After having a few hours during my flights home yesterday I finally had a chance to screen through all of my 532 photos of D-ABYT. During this process I found a few more photos that I think you’ll enjoy.
If you haven’t seen my previous posts showing D-ABYT’s first taxi test and test flight, you can get caught up here:
Part 1: Taxi Test and Inaugural Flight
Part 2: D-ABYT Returns From Inaugural Flight
Entering the runway for taxi test.
Applying brakes during taxi test
Full stop – the brakes work!
Into the clouds….
Away for a B1 test flight….
Given the choice, I would always choose to do my plane spotting during day-light hours. For obvious reasons, its easier to see more aircraft and takes a heck of a lot less effort to capture aircraft when the sun is out. However, Plane Spotting at night done at the right location with the proper equipment can yield some great moments as well.

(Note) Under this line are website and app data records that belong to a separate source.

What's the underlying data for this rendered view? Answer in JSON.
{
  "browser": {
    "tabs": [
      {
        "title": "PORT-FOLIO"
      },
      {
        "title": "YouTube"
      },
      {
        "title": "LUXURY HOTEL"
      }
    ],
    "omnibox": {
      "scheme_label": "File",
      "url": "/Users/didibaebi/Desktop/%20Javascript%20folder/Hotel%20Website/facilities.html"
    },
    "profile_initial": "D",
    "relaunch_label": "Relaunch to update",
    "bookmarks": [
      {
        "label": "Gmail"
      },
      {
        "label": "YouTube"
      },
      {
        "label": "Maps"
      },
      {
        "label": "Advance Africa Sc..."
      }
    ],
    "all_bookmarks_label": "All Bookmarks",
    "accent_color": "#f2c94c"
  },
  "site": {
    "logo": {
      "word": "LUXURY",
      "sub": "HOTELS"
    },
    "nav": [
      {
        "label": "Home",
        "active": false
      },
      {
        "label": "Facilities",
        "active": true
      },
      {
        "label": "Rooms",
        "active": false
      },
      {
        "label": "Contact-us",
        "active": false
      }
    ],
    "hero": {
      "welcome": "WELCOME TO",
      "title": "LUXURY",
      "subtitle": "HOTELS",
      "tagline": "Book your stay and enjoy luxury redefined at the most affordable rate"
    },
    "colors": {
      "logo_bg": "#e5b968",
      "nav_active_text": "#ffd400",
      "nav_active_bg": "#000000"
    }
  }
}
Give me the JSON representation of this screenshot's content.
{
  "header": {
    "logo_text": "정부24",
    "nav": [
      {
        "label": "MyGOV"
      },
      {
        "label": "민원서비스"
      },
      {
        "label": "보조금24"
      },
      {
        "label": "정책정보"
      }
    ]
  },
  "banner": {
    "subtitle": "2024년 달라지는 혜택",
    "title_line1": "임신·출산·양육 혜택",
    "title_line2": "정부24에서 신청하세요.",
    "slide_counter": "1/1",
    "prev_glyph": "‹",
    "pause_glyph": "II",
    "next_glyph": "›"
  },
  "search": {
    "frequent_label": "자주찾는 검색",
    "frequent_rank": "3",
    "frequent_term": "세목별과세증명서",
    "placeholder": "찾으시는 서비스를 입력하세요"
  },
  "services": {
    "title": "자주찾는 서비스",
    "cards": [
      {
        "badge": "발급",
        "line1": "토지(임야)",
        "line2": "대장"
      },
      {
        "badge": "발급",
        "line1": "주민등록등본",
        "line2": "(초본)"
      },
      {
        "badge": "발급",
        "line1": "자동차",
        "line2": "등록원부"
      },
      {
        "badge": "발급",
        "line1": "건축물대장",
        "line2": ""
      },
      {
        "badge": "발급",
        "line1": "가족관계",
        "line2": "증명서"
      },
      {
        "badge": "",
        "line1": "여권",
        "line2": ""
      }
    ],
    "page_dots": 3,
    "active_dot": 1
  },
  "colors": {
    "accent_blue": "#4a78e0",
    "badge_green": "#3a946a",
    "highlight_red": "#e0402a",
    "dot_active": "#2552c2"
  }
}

Paine Field is a perfect example of a place where you can see some very interesting things if you are patient and don’t mind standing outside in the middle of the night staring at an airport. ‘PAE’ has activity 24 hours a day/7 days a week. With Boeing’s operation running day and night, there is ample potential to see things here that you won’t see anywhere else. For example, the Dream Lifter fleet operated by Atlas comes and goes at all hours of the day transporting 787 components to and from Boeing’s Plant.
On this trip, I had the pleasant surprise of seeing an Antonov AN124 land at last light bringing 3 777 engines apparently due to an ’emergency’ need by Boeing. In addition to Boeing, Paine Field hosts companies who have contracts with airlines for fleet maintenance. Due to this, it is not unusual to see a variety of Airbus aircraft coming and going at all hours of the night as well.
On my trip, I dedicated 2 evenings to try and capture some of that activity that takes place after all the other plane watchers go home. I came away with some interesting perspectives including seeing 2 new 787s move through the assembly process and something as unique as a Kenya Airways 777 arriving with little notice. Hopefully the photos below will help show how great Paine Field can be at night…..
Anotonov’s AN124 arriving at 9:20p carrying much needed 777 Engines for Boeing.
Speedbird’s newest 787
This was a last minute surprise, a Kenyan 777 arriving in Paine Field at 9:30pm.
One of several LAN 787 at Paine Field.
Qatar’s 787 shortly before being towed from the factory.
Qatar’s 787 being towed out of the factory. The next stop for her is the paint shop.
LAN’s 787 shortly after being towed into the final assembly position on the 787 line.
Here is a brief video showing LAN’s 787 being brought into the final assembly position on the 787 line. As you’ll see, its a very delibrate and slow process. I wish I had my tripod with me at the time, its not easy to hold still for several minutes while standing on bushes! 🙂
This 787 belongs to the Saudi Government. Specifically for use by their Economic Ministry.
This United 787 is parked in front of Boeing’s Paint Hangars.
What the Paine Field flight line looks like at 10:00pm!
Lufthansa’s 747-8i, D-ABYP, at Paine Field during a customer flight.
Paine Field Plane Spotting: Part I